_WORK INSTRUCTIONS_:
In the listing, find every line that has the string "this" and copy it.

_DATASET RECORDS_:
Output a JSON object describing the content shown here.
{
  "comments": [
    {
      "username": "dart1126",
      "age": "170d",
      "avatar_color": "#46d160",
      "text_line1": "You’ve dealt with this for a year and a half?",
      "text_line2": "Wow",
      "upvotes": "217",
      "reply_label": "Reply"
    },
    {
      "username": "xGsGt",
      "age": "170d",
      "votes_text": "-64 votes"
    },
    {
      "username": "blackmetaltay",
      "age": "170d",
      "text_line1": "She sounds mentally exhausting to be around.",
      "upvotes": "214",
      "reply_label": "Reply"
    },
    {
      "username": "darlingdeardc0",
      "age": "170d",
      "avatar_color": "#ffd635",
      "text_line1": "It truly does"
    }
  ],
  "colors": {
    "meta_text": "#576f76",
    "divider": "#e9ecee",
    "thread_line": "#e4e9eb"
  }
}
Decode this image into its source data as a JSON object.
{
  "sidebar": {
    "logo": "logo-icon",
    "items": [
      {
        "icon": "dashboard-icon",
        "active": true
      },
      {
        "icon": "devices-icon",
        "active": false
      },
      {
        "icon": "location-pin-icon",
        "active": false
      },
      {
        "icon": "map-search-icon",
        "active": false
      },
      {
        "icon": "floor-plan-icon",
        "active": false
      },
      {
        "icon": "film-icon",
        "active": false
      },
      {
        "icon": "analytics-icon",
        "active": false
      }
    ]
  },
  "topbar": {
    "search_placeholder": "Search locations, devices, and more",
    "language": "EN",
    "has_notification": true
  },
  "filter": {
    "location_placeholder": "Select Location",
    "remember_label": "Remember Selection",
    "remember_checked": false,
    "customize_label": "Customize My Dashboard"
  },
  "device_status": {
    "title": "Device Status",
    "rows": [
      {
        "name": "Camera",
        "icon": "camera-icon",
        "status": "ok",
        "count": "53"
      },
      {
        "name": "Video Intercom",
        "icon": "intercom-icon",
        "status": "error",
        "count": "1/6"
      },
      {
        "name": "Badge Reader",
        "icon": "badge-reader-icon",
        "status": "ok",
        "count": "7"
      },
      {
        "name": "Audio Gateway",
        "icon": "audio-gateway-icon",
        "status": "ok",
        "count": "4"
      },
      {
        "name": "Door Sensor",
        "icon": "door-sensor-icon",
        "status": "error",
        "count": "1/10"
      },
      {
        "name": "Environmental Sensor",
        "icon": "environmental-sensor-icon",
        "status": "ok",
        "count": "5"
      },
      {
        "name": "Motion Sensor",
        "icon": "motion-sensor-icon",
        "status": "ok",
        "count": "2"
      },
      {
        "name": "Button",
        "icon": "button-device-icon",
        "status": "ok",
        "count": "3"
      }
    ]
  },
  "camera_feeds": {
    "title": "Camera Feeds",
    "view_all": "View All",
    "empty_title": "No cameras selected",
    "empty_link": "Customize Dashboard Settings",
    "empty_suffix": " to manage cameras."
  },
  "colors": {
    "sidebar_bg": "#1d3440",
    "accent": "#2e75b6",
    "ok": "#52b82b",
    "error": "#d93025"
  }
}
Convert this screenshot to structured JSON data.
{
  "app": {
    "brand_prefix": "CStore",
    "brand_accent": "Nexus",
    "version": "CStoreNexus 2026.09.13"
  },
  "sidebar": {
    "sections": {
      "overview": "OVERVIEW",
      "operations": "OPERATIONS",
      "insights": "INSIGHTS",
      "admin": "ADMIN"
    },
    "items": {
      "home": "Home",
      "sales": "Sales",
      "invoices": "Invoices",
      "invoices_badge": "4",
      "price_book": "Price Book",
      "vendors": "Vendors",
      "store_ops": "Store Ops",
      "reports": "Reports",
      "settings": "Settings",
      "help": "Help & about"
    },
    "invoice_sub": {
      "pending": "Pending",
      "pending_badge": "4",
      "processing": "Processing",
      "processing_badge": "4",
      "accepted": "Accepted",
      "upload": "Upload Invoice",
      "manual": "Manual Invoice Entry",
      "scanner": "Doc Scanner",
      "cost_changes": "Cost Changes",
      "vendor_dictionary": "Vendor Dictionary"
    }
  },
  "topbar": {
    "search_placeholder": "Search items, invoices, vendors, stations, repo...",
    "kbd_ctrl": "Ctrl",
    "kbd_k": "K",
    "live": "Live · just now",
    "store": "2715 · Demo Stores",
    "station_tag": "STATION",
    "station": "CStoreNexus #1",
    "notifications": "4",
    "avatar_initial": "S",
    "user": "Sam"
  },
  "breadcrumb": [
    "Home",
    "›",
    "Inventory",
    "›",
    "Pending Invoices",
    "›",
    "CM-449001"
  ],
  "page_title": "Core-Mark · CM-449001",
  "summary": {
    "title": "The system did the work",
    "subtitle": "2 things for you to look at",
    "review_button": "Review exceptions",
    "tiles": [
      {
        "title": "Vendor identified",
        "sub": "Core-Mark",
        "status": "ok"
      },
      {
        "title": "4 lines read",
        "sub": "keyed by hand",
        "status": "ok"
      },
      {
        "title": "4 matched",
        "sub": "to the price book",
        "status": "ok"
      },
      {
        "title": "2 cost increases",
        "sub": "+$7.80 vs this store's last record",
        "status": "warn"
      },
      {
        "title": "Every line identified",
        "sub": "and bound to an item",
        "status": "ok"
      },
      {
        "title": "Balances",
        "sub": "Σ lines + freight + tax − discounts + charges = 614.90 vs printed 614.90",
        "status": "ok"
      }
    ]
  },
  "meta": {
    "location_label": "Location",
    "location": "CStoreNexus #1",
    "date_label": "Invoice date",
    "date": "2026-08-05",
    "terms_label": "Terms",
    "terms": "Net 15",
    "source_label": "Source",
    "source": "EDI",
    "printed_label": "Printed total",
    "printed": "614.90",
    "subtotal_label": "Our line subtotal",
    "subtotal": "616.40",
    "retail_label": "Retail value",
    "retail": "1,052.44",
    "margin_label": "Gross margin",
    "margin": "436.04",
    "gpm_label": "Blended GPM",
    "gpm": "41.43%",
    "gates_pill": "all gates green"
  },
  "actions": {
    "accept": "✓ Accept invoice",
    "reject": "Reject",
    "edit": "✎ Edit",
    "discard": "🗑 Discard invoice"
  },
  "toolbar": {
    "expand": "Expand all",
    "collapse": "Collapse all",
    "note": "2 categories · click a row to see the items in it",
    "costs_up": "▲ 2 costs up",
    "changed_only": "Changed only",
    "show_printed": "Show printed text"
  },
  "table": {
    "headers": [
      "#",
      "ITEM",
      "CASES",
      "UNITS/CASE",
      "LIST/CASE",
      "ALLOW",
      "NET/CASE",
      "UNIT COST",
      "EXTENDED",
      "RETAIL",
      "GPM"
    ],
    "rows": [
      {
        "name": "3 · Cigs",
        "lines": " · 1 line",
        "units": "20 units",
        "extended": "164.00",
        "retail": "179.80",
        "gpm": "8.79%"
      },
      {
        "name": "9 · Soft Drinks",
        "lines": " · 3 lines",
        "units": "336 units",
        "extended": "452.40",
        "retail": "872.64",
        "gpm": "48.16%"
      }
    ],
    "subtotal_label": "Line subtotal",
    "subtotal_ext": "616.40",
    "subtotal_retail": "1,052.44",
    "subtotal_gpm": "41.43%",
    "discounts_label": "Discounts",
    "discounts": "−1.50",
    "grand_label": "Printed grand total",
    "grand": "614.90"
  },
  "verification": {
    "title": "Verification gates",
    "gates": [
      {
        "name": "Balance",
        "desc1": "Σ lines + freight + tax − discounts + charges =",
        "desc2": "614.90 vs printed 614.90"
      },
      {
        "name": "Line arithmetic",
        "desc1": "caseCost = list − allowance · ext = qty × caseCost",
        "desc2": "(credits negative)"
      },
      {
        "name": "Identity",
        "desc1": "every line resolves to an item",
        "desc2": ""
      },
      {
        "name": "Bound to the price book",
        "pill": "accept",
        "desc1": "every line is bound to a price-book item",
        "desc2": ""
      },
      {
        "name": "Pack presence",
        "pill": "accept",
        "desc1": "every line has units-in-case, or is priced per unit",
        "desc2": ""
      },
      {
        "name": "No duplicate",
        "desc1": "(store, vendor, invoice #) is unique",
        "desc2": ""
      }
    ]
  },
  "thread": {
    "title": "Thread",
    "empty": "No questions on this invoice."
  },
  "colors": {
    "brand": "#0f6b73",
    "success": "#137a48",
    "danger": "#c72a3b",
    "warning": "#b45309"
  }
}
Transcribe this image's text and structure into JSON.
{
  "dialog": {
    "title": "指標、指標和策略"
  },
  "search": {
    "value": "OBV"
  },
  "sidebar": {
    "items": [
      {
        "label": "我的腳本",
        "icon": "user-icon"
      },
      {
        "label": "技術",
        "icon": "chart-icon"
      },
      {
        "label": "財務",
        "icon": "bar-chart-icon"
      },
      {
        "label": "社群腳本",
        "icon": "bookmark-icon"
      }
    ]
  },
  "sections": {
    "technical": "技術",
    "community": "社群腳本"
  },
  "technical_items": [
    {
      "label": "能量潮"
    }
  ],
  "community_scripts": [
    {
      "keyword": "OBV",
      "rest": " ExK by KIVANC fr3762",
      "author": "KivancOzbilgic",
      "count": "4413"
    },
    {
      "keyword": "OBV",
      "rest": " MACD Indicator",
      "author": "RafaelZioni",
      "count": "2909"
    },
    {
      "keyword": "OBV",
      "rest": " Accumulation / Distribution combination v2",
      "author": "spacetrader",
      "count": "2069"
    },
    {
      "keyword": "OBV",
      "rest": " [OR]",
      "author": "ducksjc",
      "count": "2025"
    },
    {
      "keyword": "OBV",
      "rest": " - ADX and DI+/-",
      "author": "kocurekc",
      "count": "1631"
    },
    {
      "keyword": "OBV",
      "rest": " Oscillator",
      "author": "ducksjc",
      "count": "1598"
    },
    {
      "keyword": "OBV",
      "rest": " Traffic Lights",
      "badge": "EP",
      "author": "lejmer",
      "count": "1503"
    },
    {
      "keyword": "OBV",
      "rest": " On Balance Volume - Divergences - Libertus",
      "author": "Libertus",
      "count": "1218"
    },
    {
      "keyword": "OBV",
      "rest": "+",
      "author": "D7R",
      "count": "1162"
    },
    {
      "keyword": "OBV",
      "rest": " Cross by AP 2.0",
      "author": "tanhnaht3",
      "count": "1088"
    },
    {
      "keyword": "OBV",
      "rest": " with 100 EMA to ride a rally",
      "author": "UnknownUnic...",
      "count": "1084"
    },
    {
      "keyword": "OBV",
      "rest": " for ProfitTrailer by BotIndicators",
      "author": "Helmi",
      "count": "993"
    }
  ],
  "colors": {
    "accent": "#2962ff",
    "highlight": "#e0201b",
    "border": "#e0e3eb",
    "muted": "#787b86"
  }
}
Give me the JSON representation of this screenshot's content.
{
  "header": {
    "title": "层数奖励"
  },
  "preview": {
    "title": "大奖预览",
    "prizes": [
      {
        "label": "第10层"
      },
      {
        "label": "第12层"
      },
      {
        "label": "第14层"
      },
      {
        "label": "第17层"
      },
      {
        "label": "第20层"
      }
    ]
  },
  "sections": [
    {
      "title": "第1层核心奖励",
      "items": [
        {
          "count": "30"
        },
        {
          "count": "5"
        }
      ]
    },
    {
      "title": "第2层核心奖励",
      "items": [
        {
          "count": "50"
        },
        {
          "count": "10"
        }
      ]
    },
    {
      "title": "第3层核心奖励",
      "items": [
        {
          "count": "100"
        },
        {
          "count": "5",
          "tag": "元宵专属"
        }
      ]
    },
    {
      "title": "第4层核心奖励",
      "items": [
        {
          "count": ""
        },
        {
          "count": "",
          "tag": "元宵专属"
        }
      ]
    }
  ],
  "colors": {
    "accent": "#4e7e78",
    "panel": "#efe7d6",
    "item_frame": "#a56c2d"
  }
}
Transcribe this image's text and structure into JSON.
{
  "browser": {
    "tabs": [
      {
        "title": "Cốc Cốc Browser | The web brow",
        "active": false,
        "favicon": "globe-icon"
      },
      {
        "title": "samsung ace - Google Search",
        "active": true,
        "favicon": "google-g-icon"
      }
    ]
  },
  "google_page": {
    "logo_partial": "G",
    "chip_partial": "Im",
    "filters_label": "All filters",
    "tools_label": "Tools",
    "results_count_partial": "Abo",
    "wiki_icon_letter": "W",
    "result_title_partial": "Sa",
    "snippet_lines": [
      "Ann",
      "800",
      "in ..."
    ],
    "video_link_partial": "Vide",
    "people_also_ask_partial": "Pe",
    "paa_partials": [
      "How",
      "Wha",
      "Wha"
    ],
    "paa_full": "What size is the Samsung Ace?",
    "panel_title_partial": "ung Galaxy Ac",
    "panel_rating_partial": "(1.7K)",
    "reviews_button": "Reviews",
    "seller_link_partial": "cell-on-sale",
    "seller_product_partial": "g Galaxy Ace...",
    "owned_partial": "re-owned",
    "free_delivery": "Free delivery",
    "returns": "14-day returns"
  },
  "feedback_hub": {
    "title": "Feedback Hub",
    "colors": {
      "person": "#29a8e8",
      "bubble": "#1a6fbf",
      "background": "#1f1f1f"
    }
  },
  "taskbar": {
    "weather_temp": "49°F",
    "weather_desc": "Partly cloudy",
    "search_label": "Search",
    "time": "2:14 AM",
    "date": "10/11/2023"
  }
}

_REPLY TO THE EXERCISE_:
      "text_line1": "You’ve dealt with this for a year and a half?",
Decode this image into its source data as a JSON object.
Convert this screenshot to structured JSON data.
        "sub": "+$7.80 vs this store's last record",
    "empty": "No questions on this invoice."
Transcribe this image's text and structure into JSON.
Give me the JSON representation of this screenshot's content.
Transcribe this image's text and structure into JSON.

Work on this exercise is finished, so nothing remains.